# Extracted material:
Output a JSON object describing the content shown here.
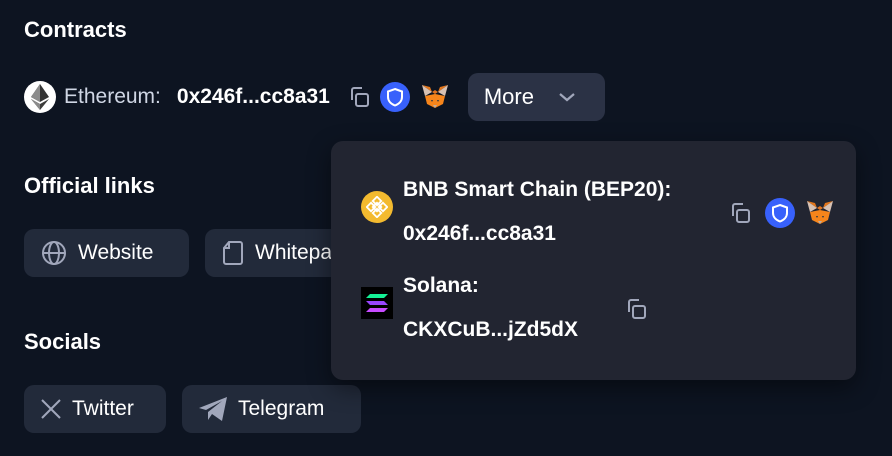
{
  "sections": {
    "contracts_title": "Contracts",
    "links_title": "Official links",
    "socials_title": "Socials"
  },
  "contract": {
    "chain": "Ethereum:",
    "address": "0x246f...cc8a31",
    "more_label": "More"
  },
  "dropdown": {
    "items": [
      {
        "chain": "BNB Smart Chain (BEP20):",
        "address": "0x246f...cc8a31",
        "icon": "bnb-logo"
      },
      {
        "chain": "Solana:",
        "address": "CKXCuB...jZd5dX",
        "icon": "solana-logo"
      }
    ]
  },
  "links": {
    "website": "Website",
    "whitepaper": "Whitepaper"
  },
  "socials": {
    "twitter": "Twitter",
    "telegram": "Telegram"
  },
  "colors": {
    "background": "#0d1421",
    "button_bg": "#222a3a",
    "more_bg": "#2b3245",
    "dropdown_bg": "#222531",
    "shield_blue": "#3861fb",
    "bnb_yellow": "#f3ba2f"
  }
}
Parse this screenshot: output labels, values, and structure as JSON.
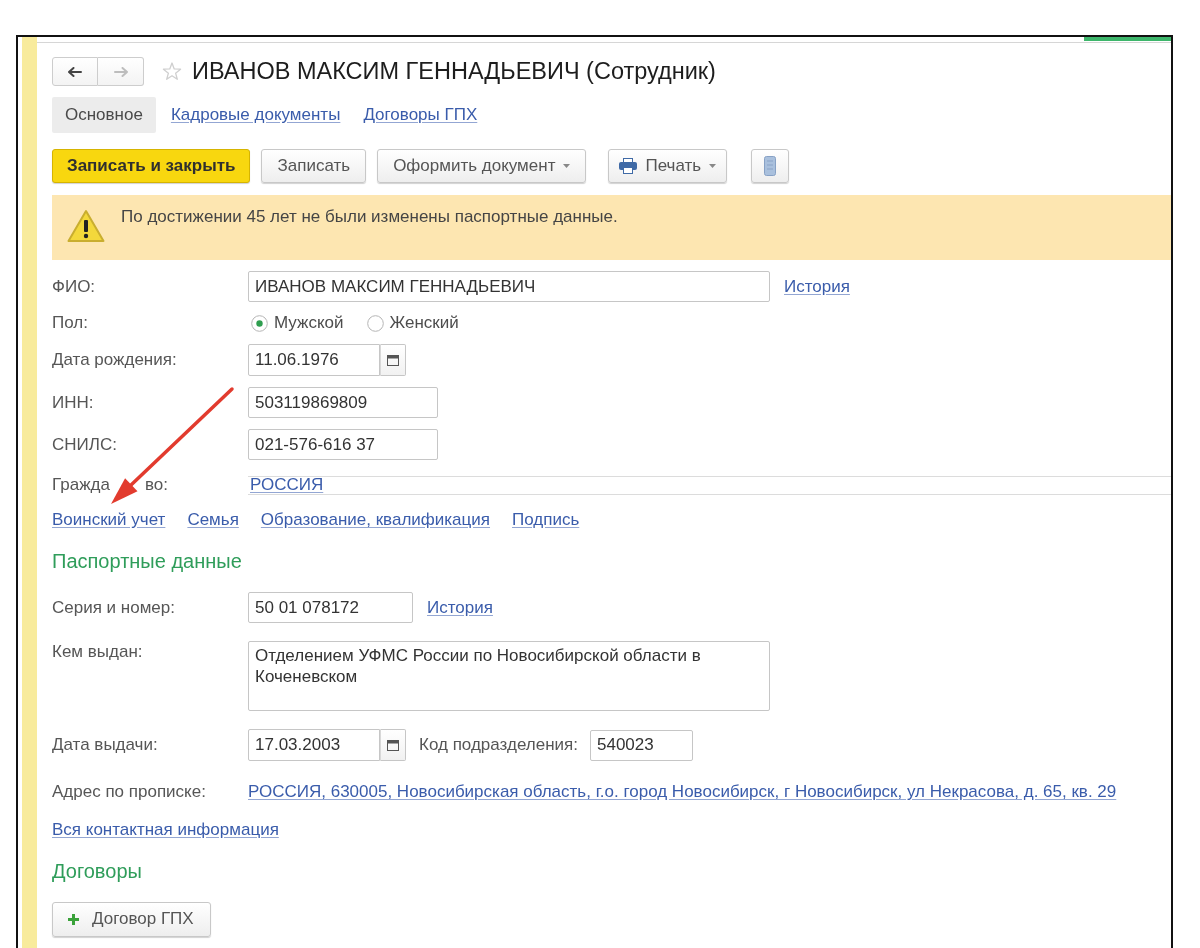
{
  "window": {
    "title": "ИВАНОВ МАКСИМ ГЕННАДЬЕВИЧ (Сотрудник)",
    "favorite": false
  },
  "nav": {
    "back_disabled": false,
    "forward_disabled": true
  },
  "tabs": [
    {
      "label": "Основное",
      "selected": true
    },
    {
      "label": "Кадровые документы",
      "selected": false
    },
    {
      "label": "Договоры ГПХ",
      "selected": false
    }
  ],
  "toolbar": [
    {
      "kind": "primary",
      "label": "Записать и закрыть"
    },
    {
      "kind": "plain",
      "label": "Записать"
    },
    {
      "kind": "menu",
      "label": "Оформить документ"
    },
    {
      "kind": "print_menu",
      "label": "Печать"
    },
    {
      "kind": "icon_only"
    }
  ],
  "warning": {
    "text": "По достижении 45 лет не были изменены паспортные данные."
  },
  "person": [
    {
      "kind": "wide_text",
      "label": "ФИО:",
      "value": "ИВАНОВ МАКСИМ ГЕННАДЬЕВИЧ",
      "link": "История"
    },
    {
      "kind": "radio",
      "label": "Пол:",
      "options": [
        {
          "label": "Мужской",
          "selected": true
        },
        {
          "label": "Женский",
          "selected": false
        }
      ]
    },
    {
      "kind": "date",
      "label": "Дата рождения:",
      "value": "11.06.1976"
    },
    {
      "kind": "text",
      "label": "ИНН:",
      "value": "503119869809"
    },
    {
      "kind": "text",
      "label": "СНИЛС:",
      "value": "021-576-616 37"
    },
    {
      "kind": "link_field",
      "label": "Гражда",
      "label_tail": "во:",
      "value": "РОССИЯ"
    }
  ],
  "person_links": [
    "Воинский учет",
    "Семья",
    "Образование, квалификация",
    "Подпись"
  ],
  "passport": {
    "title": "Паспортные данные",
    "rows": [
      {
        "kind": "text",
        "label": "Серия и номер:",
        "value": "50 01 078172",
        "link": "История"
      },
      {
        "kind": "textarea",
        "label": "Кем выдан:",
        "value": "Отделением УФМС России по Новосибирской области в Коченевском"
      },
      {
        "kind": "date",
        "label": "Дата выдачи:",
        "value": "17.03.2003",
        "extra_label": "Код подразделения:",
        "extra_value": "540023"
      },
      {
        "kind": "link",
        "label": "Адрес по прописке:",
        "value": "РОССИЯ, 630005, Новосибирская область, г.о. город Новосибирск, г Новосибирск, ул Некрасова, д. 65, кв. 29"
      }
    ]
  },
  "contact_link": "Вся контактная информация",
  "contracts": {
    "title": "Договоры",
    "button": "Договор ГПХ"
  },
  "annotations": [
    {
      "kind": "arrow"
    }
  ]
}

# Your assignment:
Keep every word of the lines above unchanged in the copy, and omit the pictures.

# Solution to this problem:
Output a JSON object describing the content shown here.
{
  "sections": {
    "contracts_title": "Contracts",
    "links_title": "Official links",
    "socials_title": "Socials"
  },
  "contract": {
    "chain": "Ethereum:",
    "address": "0x246f...cc8a31",
    "more_label": "More"
  },
  "dropdown": {
    "items": [
      {
        "chain": "BNB Smart Chain (BEP20):",
        "address": "0x246f...cc8a31",
        "icon": "bnb-logo"
      },
      {
        "chain": "Solana:",
        "address": "CKXCuB...jZd5dX",
        "icon": "solana-logo"
      }
    ]
  },
  "links": {
    "website": "Website",
    "whitepaper": "Whitepaper"
  },
  "socials": {
    "twitter": "Twitter",
    "telegram": "Telegram"
  },
  "colors": {
    "background": "#0d1421",
    "button_bg": "#222a3a",
    "more_bg": "#2b3245",
    "dropdown_bg": "#222531",
    "shield_blue": "#3861fb",
    "bnb_yellow": "#f3ba2f"
  }
}
Parse this screenshot: output labels, values, and structure as JSON.
{
  "window": {
    "title": "ИВАНОВ МАКСИМ ГЕННАДЬЕВИЧ (Сотрудник)",
    "favorite": false
  },
  "nav": {
    "back_disabled": false,
    "forward_disabled": true
  },
  "tabs": [
    {
      "label": "Основное",
      "selected": true
    },
    {
      "label": "Кадровые документы",
      "selected": false
    },
    {
      "label": "Договоры ГПХ",
      "selected": false
    }
  ],
  "toolbar": [
    {
      "kind": "primary",
      "label": "Записать и закрыть"
    },
    {
      "kind": "plain",
      "label": "Записать"
    },
    {
      "kind": "menu",
      "label": "Оформить документ"
    },
    {
      "kind": "print_menu",
      "label": "Печать"
    },
    {
      "kind": "icon_only"
    }
  ],
  "warning": {
    "text": "По достижении 45 лет не были изменены паспортные данные."
  },
  "person": [
    {
      "kind": "wide_text",
      "label": "ФИО:",
      "value": "ИВАНОВ МАКСИМ ГЕННАДЬЕВИЧ",
      "link": "История"
    },
    {
      "kind": "radio",
      "label": "Пол:",
      "options": [
        {
          "label": "Мужской",
          "selected": true
        },
        {
          "label": "Женский",
          "selected": false
        }
      ]
    },
    {
      "kind": "date",
      "label": "Дата рождения:",
      "value": "11.06.1976"
    },
    {
      "kind": "text",
      "label": "ИНН:",
      "value": "503119869809"
    },
    {
      "kind": "text",
      "label": "СНИЛС:",
      "value": "021-576-616 37"
    },
    {
      "kind": "link_field",
      "label": "Гражда",
      "label_tail": "во:",
      "value": "РОССИЯ"
    }
  ],
  "person_links": [
    "Воинский учет",
    "Семья",
    "Образование, квалификация",
    "Подпись"
  ],
  "passport": {
    "title": "Паспортные данные",
    "rows": [
      {
        "kind": "text",
        "label": "Серия и номер:",
        "value": "50 01 078172",
        "link": "История"
      },
      {
        "kind": "textarea",
        "label": "Кем выдан:",
        "value": "Отделением УФМС России по Новосибирской области в Коченевском"
      },
      {
        "kind": "date",
        "label": "Дата выдачи:",
        "value": "17.03.2003",
        "extra_label": "Код подразделения:",
        "extra_value": "540023"
      },
      {
        "kind": "link",
        "label": "Адрес по прописке:",
        "value": "РОССИЯ, 630005, Новосибирская область, г.о. город Новосибирск, г Новосибирск, ул Некрасова, д. 65, кв. 29"
      }
    ]
  },
  "contact_link": "Вся контактная информация",
  "contracts": {
    "title": "Договоры",
    "button": "Договор ГПХ"
  },
  "annotations": [
    {
      "kind": "arrow"
    }
  ]
}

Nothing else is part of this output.